Vocalist Chuck Mosley, the man behind the mic here, had a voice that could charitably be described as ‘characterful’, but that was the point. FNM were eternal square pegs resisting being forced into any hole whatsoever: droning post-punk, art-thrash and a general air of not-giving-a-fuckness permeated Faster Disco and Chinese Arithmetic. Even without their later success, Introduce Yourself still stands as a uniquely brilliant record.
Guns N’ Roses – Appetite For Destruction
It’s damn near impossible to adequately explain the impact of Guns N’ Roses’ studio debut. It was like nothing we’d heard before – the sound of a street smart LA gang with a tortured genius of a frontman and a brand new guitar hero with a penchant for top hats. From the ominous opening growl of Welcome To The Jungle to the relentless closer Rocket Queen, Appetite runs the gamut from heartfelt balladry (Sweet Child O’ Mine) to full-on anthems for a new rock world in Paradise City and Mr Brownstone. We just didn’t know what hit us.
Helloween – Keeper Of The Seven Keys Pt 1
The arrival of new vocalist Michael Kiske enabled Helloween to flex their musical muscles far beyond the thudding, speed metal limitations of their debut album Walls Of Jericho. The result was a dazzling follow-up that combined their momentum with the melodic might of Maiden and Priest and an extra helping of unhinged bombast.
Thanks to Kai Hansen and Michael Weikath’s duelling guitars and Kiske’s helium-guzzling vocals, songs like the insanely catchy Future World, the thunderous Twilight Of The Gods and the sprawling, 13-minute ‘Halloween’ sounded unlike anything else.
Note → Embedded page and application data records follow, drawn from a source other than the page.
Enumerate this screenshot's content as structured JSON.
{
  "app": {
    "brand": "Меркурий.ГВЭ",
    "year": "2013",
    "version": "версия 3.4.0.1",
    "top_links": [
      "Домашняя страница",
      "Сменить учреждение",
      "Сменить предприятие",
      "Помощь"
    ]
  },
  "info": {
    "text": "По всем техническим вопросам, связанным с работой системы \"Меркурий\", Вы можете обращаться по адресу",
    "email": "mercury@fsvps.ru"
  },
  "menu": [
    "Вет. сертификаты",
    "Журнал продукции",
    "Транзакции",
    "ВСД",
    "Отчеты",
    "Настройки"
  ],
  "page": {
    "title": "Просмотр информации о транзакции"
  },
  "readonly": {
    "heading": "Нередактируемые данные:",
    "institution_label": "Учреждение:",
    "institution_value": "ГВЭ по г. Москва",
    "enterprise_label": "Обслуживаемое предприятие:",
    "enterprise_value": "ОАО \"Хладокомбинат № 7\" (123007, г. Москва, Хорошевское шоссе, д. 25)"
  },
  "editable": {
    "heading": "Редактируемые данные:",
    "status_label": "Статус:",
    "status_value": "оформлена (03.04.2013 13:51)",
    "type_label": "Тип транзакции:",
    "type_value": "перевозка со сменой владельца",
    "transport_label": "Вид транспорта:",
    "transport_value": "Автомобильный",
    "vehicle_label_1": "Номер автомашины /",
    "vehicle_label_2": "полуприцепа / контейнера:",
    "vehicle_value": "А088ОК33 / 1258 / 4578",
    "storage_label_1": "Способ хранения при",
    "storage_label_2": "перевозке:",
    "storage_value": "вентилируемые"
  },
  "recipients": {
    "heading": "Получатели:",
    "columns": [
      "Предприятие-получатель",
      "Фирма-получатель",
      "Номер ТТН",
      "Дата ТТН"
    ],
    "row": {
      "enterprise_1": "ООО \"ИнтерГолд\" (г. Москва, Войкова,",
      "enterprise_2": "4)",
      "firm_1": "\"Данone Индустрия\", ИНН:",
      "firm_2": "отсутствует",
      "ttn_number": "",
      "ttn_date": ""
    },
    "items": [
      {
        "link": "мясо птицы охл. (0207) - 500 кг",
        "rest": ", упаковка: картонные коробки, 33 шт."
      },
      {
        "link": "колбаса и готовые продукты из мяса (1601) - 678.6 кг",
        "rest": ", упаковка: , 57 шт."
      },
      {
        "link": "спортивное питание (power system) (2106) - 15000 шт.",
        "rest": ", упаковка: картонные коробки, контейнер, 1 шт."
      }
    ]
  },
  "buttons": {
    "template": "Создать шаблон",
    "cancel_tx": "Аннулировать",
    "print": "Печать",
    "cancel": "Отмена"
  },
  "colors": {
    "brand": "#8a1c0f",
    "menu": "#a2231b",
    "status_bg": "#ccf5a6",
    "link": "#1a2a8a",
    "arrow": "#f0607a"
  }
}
The seeds for the power metal explosion were sewn here – seeds which would blossom a year later with Keeper’s equally brilliant sequel.
King Diamond – Abigail
Having established his redefined sound and aesthetic on 1986’s Fatal Portrait, King Diamond floored the creative accelerator for its follow-up. A flawless classic by any sane reckoning, Abigail showcased the fiery chemistry between the King and guitarist Andy LaRocque across a genuinely creepy tale of haunted mansions, stillborn children and, seemingly, posthumous self-cannibalism.
The songs are all fantastic, of course: from immortal opener Arrival and the skull-rattling A Mansion In Darkness to the monumental, murderous finale of Black Horsemen, Abigail is a magnificently twisted horror show with immaculate riffs to burn.